Assigning pseudonyms does not always equate to our participants’ anonymity or include the protections that we intend…pseudonyms in research can provide plausible deniability…the participants are able to assert plausible deniability that it is them precisely because they are not explicitly named (Reyes, 2018, p. 212).

We chose to do this in the writing and used pseudonyms as these provide interviewees some element of protection of their identities and deflect any unintended harm that may occur. Meanwhile, another related issue emerges in exploring life stories in that they often expose issues that are by mutual consent unspoken because of shame or embarrassment; they are confidential to an individual, family or even the whole community. To some degree, these are found in all families and communities, and this is an ongoing challenge to narrative research. If the researcher was aiming at producing a purely objective historical account, he or she would consider that no relevant incidents should be omitted even if some individuals do not wish these to be published. This situation however affects the insider and outsider in different ways. For the outsider, once she or he leaves the field there may never be any further communication between the researcher and the interviewees, and so the researcher may be totally unaware of any repercussions in the family or community. For the insider, however, a failure to comply with the request could have wide social effects in which the insider becomes personally involved.

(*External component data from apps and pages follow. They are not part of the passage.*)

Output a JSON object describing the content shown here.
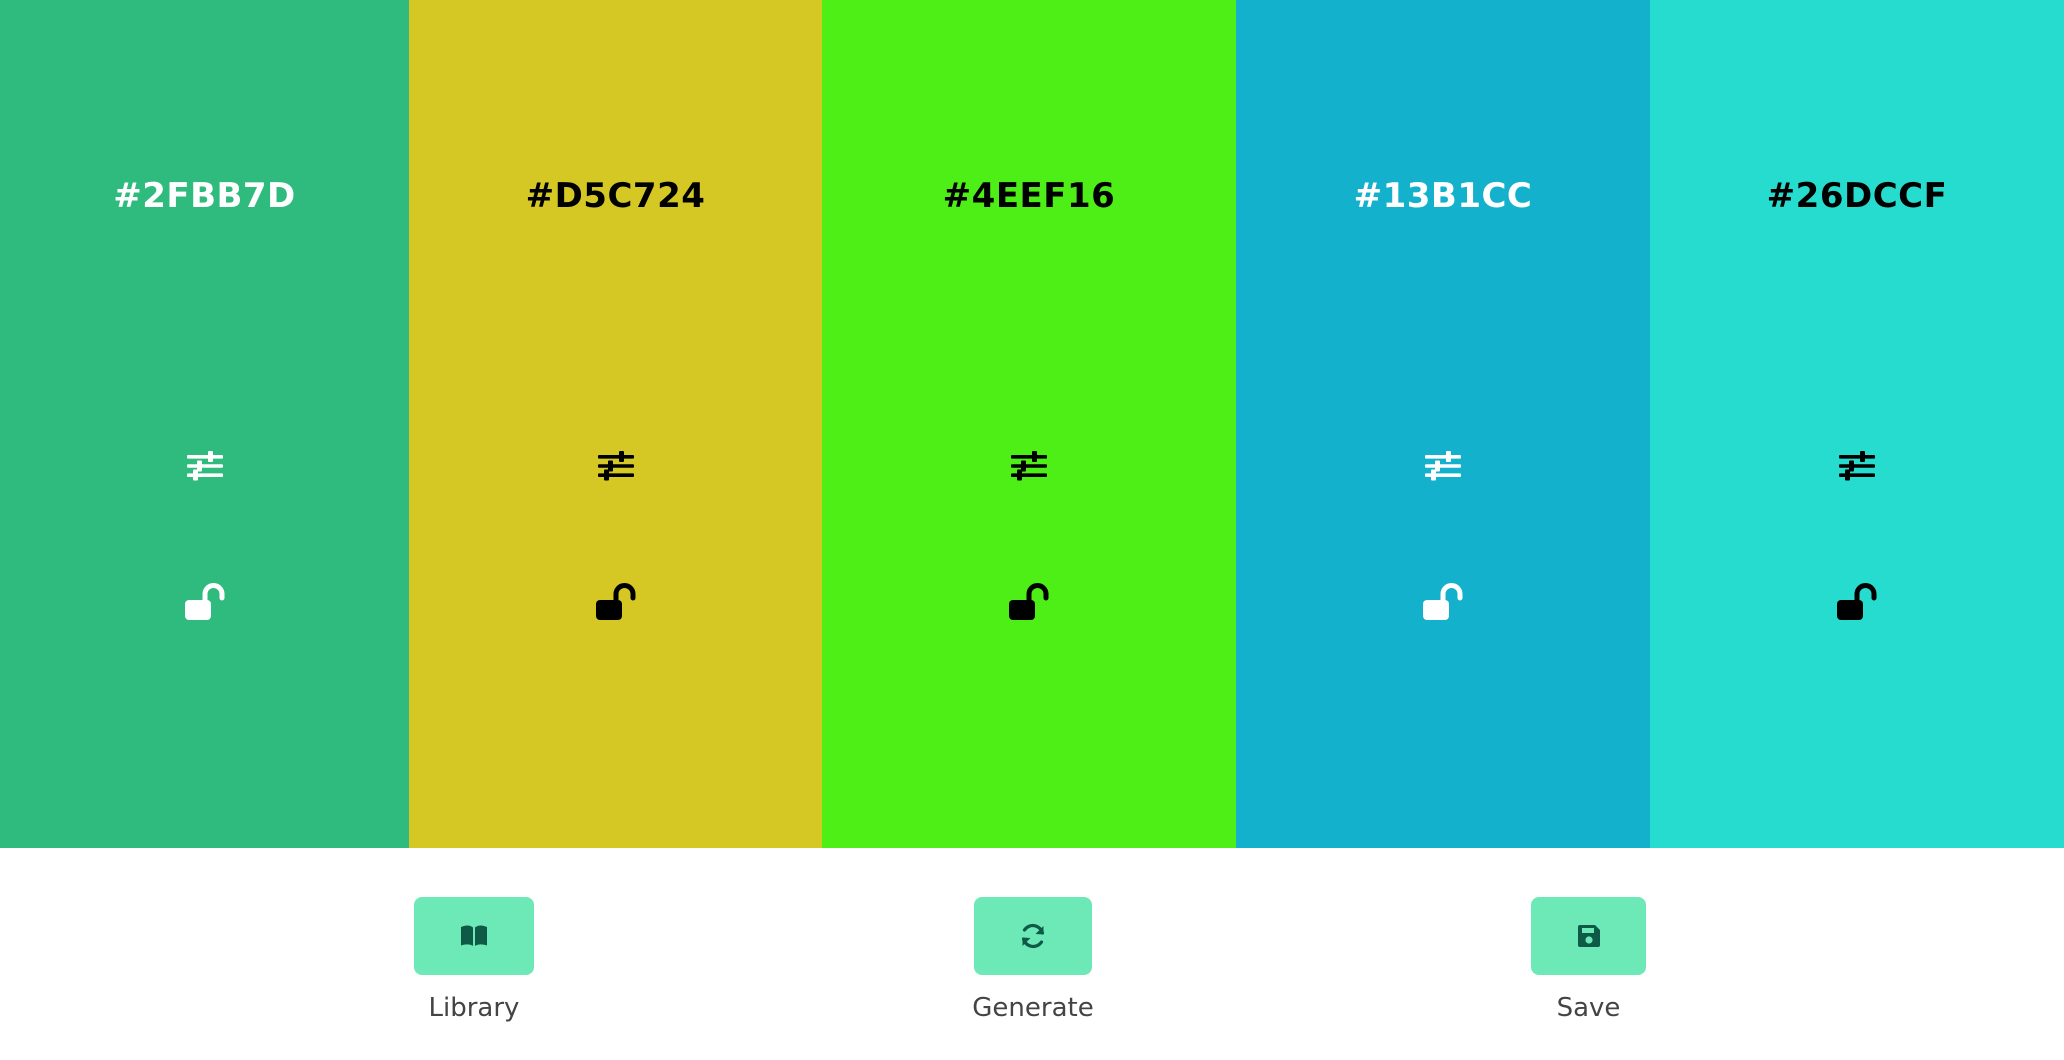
{
  "palette": {
    "colors": [
      {
        "hex": "#2FBB7D",
        "bg": "#2FBB7D",
        "fg": "#ffffff"
      },
      {
        "hex": "#D5C724",
        "bg": "#D5C724",
        "fg": "#000000"
      },
      {
        "hex": "#4EEF16",
        "bg": "#4EEF16",
        "fg": "#000000"
      },
      {
        "hex": "#13B1CC",
        "bg": "#13B1CC",
        "fg": "#ffffff"
      },
      {
        "hex": "#26DCCF",
        "bg": "#26DCCF",
        "fg": "#000000"
      }
    ],
    "adjust_icon": "sliders-icon",
    "lock_icon": "unlock-icon"
  },
  "toolbar": {
    "accent": "#6DE8B7",
    "icon_color": "#0F5A47",
    "library": {
      "label": "Library",
      "icon": "book-open-icon"
    },
    "generate": {
      "label": "Generate",
      "icon": "refresh-icon"
    },
    "save": {
      "label": "Save",
      "icon": "floppy-disk-icon"
    }
  }
}
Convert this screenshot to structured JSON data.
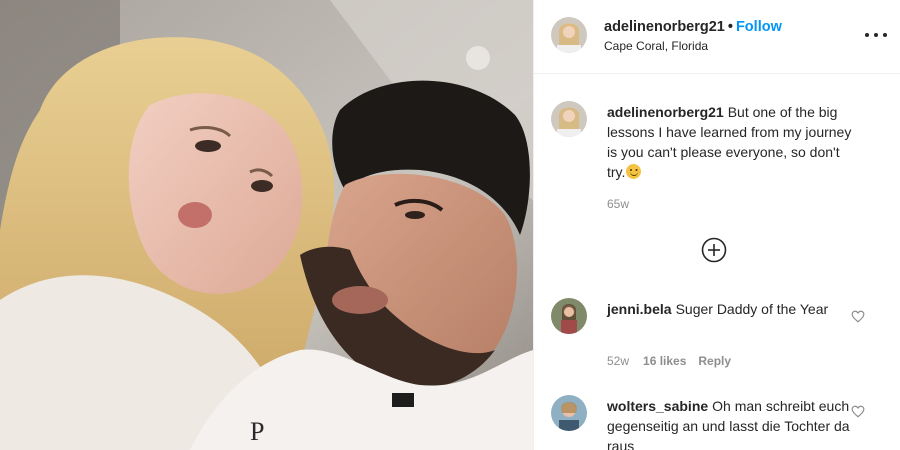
{
  "post": {
    "username": "adelinenorberg21",
    "separator": "•",
    "follow_label": "Follow",
    "location": "Cape Coral, Florida",
    "more_icon": "more-horizontal-icon"
  },
  "caption": {
    "username": "adelinenorberg21",
    "text": "But one of the big lessons I have learned from my journey is you can't please everyone, so don't try.",
    "emoji": "smiling-face-emoji",
    "age": "65w"
  },
  "load_more_icon": "plus-circle-icon",
  "comments": [
    {
      "username": "jenni.bela",
      "text": "Suger Daddy of the Year",
      "age": "52w",
      "likes": "16 likes",
      "reply_label": "Reply"
    },
    {
      "username": "wolters_sabine",
      "text": "Oh man schreibt euch gegenseitig an und lasst die Tochter da raus"
    }
  ],
  "colors": {
    "follow": "#0095f6",
    "text": "#262626",
    "secondary": "#8e8e8e",
    "divider": "#efefef"
  }
}
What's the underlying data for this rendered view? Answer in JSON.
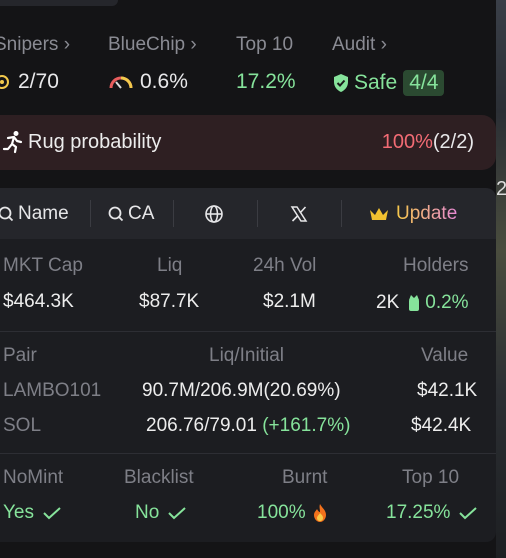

This article has understood ‘collaborative research’ as mutual research by a small team of two or three individuals that includes a cultural insider and outsider. Collaborative research has advantages for both insiders and outsiders, and for the nature of the research itself. For outsiders, it allows easy access and achieves trust and acceptance by the local community. This is important where authorities sometimes are suspicious of the motives of foreigners asking questions in their jurisdiction. It could be argued that this stifles the critical aspect of research, and although this may be true, through respect and trust many social issues of communal concern can be meaningfully addressed.

As mentioned previously, insiders have some pre-formed biases that may influence their objectivity, as can sometimes be seen, when working with an unqualified local translator. However, when the insider member of the team has been trained in ethnographic methods, they not only understand the objectives of the research but are able to appreciate the different perspectives raised by the outsider. The outsider member of the team can help the insider retain a critical distance from the subject. As a result, the researchers can question the research from different perspectives based on their different experiences and backgrounds. This mutual interaction means that there is not only two rather than one perspective, but the very engagement allows the possibility of a broader narrative and deeper understanding as these perspectives interact. This effectively allows the insider the freedom to engage in autoethnology whilst relating to outsider.

Such interaction between an insider and outsider depends on mutual trust, and what may be expressed as humility in appreciating the other's perspective. As shown already the relationship requires both mutual accountability and agreement with regards to how and which data is communicated in the ethnography written to the outside audience. By acknowledging this, ethnographers are better able to grasp a richer portrait of the social world they are studying. For both the insider and outsider, young researcher and older researcher, the collaborative process becomes a shared learning process of great value.